The psalmist concludes, “the earth is full of your possessions.” We are told in Psalm 50:10-12:

“For every beast of the field is mine, and the cattle on a thousand hills. I know all the birds of the mountains, and the wild beasts of the field are mine. If I were hungry, I would not tell you; for the world is mine, and all its fullness.”

Everything on this earth belongs to God. He is its originator and its life-giving source. Therefore, Jesus was able to rebuke the wind and the waves to be still, and they obeyed His voice (Matthew 8:26). Creation obeys the voice of its owner and creator. The seas keep their boundaries (Job 38:11), the sun knows its circuit (Psalm 19:5-6, 104:19), the moon knows its seasons (Psalm 104:19) and the living creatures fulfill their created roles exactly as God designed (Job 39:9-30). If all creation is subject to its Creator, then should we not also submit ourselves faithfully to Him?

Romans 1:18-20 states:

“For the wrath of God is revealed from heaven against all ungodliness and unrighteousness of men, who suppress the truth in unrighteousness, because what may be known of God is manifest in them, for God has shown it to them. For since the creation of the world His invisible attributes are clearly seen, being understood by the things that are made, even His eternal power and Godhead, so that they are without excuse.”

What does Paul mean, “they are without excuse?” God eloquently evidences Himself through creation in such a way that we should be led toward faithful obedience. When our actions belie our faith in God, we have no excuse. We are like a man who cannot find his glasses, though they sit atop his head; the evidence is right in front of us, but we’re too blind to see.

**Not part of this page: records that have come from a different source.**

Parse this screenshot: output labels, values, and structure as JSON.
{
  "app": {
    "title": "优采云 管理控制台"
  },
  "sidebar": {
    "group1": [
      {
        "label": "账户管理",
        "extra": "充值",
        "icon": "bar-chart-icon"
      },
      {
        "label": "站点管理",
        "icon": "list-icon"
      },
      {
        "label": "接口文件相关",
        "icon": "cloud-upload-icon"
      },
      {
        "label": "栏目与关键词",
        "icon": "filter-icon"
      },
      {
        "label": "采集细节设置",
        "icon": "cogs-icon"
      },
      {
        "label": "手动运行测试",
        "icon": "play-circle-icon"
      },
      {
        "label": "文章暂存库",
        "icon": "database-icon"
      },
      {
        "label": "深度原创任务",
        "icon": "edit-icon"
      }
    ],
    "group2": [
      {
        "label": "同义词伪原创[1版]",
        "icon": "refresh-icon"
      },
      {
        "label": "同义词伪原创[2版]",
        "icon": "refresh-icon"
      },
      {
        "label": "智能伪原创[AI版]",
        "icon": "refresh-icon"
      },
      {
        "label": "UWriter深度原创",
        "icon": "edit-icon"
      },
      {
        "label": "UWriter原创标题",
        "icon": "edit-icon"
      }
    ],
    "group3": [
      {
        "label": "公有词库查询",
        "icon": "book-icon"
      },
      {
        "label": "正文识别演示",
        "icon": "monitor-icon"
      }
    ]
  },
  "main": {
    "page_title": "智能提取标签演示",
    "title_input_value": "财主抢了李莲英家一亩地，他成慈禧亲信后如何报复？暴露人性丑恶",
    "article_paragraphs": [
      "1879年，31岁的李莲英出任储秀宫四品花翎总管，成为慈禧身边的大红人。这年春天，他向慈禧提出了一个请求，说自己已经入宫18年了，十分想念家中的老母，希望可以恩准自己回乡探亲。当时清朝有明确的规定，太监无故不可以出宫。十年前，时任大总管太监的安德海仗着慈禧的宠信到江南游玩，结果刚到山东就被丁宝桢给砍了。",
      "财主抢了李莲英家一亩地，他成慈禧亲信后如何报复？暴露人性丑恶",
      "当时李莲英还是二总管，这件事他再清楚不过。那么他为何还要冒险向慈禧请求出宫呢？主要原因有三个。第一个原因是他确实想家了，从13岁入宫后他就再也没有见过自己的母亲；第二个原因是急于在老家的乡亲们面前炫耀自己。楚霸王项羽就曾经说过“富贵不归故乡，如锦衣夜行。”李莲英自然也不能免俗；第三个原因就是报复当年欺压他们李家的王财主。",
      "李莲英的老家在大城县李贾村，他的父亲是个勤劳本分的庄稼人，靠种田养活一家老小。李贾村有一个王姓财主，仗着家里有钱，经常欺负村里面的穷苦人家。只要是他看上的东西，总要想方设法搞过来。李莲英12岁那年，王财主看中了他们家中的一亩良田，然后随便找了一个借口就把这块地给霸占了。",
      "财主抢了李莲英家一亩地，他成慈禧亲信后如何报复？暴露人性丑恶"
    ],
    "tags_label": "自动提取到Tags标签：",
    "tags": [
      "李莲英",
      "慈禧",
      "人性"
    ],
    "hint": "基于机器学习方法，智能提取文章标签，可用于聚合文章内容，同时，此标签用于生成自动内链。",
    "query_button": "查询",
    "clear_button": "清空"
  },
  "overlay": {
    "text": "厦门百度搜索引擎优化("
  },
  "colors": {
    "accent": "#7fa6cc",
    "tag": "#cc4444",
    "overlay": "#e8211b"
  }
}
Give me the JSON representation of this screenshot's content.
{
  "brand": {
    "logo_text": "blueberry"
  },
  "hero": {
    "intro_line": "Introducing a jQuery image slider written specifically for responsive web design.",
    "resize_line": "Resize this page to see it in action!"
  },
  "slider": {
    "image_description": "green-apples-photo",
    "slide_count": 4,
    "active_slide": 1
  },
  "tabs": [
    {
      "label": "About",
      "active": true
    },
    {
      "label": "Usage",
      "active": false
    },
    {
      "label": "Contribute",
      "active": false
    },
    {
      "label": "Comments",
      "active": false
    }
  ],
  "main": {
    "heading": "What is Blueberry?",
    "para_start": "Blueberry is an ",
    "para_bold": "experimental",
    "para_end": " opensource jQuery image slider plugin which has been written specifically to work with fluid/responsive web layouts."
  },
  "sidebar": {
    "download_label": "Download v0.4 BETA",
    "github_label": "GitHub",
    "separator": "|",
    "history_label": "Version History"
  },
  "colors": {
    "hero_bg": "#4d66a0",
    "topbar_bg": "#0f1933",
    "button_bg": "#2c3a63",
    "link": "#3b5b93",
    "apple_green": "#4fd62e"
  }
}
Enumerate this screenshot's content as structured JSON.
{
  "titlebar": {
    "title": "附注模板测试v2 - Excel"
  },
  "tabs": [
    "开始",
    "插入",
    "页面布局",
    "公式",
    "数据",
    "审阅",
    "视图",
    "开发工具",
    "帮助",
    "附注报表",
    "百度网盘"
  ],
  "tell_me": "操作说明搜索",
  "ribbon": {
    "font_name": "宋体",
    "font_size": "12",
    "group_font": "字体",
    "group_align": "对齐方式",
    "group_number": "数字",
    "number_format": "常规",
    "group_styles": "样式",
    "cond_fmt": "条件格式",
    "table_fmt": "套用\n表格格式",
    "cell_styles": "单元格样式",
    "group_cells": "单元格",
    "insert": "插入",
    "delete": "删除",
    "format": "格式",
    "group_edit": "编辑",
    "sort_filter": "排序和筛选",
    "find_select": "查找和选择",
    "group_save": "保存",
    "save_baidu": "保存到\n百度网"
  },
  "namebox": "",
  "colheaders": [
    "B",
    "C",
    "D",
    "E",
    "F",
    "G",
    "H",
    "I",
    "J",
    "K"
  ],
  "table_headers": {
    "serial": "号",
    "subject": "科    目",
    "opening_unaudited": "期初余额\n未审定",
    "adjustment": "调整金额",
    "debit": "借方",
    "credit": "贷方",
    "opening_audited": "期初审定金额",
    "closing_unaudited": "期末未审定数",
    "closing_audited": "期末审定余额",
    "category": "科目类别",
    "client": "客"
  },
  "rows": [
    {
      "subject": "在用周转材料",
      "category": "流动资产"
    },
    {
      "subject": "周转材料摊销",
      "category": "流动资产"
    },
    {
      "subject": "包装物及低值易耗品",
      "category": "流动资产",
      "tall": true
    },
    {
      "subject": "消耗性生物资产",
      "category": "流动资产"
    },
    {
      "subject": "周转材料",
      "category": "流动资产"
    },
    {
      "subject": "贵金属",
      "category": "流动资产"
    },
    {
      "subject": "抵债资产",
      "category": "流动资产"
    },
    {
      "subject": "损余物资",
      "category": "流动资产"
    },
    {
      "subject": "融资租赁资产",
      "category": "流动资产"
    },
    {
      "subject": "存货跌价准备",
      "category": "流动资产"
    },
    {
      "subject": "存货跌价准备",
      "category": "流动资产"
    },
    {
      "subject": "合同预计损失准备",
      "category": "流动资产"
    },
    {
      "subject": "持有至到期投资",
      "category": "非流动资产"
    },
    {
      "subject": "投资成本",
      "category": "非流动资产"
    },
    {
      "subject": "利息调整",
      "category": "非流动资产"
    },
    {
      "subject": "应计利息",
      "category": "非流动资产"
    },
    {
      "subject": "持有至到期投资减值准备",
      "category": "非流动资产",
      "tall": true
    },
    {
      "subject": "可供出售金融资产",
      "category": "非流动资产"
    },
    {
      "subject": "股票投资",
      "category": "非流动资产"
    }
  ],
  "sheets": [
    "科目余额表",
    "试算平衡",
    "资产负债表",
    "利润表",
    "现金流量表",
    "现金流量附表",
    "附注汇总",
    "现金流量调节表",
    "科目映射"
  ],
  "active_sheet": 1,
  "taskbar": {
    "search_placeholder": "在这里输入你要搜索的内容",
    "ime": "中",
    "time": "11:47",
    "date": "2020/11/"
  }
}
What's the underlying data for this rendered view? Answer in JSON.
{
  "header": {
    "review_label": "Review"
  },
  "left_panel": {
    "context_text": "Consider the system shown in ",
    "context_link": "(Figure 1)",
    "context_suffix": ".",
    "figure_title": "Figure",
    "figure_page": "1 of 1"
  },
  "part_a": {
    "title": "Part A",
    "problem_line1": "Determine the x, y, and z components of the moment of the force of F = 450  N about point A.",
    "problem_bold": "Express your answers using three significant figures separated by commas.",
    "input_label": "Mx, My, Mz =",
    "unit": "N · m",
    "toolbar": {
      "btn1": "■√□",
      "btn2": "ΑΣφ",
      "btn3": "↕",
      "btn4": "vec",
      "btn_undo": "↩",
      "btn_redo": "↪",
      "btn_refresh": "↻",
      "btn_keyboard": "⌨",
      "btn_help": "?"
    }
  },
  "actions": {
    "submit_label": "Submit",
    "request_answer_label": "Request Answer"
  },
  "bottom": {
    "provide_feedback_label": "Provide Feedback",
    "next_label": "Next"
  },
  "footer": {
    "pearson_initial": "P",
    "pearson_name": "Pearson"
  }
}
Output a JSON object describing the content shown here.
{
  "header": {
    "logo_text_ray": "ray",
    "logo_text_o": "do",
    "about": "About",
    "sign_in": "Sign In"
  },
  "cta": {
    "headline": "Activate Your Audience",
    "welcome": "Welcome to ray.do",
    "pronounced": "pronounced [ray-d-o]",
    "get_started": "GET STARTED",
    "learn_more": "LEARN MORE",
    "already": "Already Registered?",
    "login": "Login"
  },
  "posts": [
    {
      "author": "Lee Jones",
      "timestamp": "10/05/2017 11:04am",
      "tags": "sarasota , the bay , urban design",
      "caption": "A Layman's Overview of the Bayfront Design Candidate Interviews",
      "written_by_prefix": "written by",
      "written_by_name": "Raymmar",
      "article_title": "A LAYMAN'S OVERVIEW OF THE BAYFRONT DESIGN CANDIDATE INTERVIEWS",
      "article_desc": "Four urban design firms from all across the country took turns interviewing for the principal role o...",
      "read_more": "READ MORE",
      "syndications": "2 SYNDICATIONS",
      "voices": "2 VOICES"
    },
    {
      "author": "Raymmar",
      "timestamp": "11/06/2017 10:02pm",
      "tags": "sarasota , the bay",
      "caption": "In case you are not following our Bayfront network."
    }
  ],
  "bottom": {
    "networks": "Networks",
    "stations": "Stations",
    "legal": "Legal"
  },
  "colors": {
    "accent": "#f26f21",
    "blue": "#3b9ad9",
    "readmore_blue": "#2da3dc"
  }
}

Do we truly believe that “In the beginning God created the heavens and the earth?” Then let us show forth our faith by humble obedience to our Creator’s will. “Know that the Lord, He is God; It is He who made us, and not we ourselves; we are His people and the sheep of His pasture” (Psalm 100:3). Follow the great Shephard, Creator of Heaven and Earth, and be forever blessed.

~ Joshua Riggins